The move was part of wider measures by China to limit movement around the country. Beijing has more than 30 confirmed cases of the virus.
U.S., France, Russia evacuating citizens from Wuhan
France and Russia were working to evacuate their citizens from Wuhan despite a lockdown on the city as fears about the coronavirus’s rapid spread grew.
France has confirmed three cases of the virus, and the United States has confirmed two, saying at least 50 people are under observation for the illness in 22 states, according to the Centers for Disease Control and Prevention.
French officials are working on a plan to evacuate nationals out of Wuhan by allowing them to take a bus to Changsha, about 100 miles southwest of Wuhan, according to the South China Morning Post.
Russian officials are working with China to organize the departure of Russian citizens from Wuhan and the Hubei province, Georgy Egorov, press officer of the Russian Embassy in China, told Russia’s RIA Novosti.

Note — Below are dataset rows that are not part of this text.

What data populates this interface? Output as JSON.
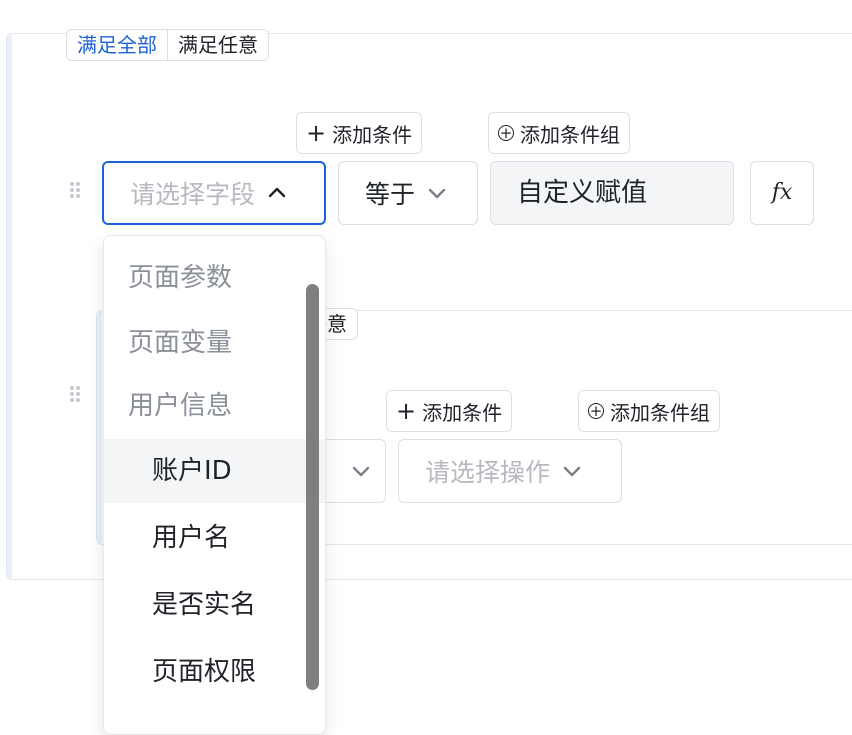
{
  "outer_group": {
    "match_all": "满足全部",
    "match_any": "满足任意",
    "add_condition": "添加条件",
    "add_condition_group": "添加条件组",
    "condition": {
      "field_placeholder": "请选择字段",
      "operator": "等于",
      "value_type": "自定义赋值",
      "fx_label": "fx"
    }
  },
  "inner_group": {
    "match_any": "任意",
    "add_condition": "添加条件",
    "add_condition_group": "添加条件组",
    "operation_placeholder": "请选择操作"
  },
  "dropdown": {
    "group_page_params": "页面参数",
    "group_page_vars": "页面变量",
    "group_user_info": "用户信息",
    "options": [
      "账户ID",
      "用户名",
      "是否实名",
      "页面权限"
    ]
  },
  "colors": {
    "accent": "#1d63d8",
    "border": "#dcdfe6",
    "muted_text": "#8a8f99",
    "placeholder": "#b6b9c0"
  }
}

Up to 7,000 Russian citizens are on organized tours in China, the executive director of the Association of Tour Operators of Russia, Maya Lomidze, told Russian news agency Interfax.
On Saturday morning, the Wall Street Journal first reported that the U.S. was arranging a charter flight on Sunday to fly its citizens and diplomats back from Wuhan. The U.S. embassy in Beijing said that report was incorrect and options are still being explored.
China’s Xi warns of ‘grave’ threat posed by the expanding virus
The viral outbreak, during the busy Lunar New Year travel season, has infected more than 1,200 people worldwide so far and posed the biggest public health challenge to the Chinese government in more than a decade.
Xi instructed China’s highest ruling council, the Politburo Standing Committee, to “comprehensively mobilize” resources and manpower to provide medical aid, guarantee security and order in hospitals and provide markets with supplies for the strained city of Wuhan, the epidemic’s epicenter.
“As long as we are resolute … we can win the battle of controlling the epidemic,” he told top party leaders, according to state broadcaster CCTV.
The ruling party’s central leadership has formed working groups to directly manage the crisis following reports suggesting that local authorities in Wuhan and the Hubei province did not respond as quickly as possible during the early stages of the outbreak last month.
Officials have announced the emergency construction of two hospitals to treat patients in Wuhan, where existing facilities have been overfilled and medical personnel have been collapsing from exhaustion.
More than a dozen cities in Hubei have been effectively locked down, and flights have been restricted at Wuhan, the regional hub.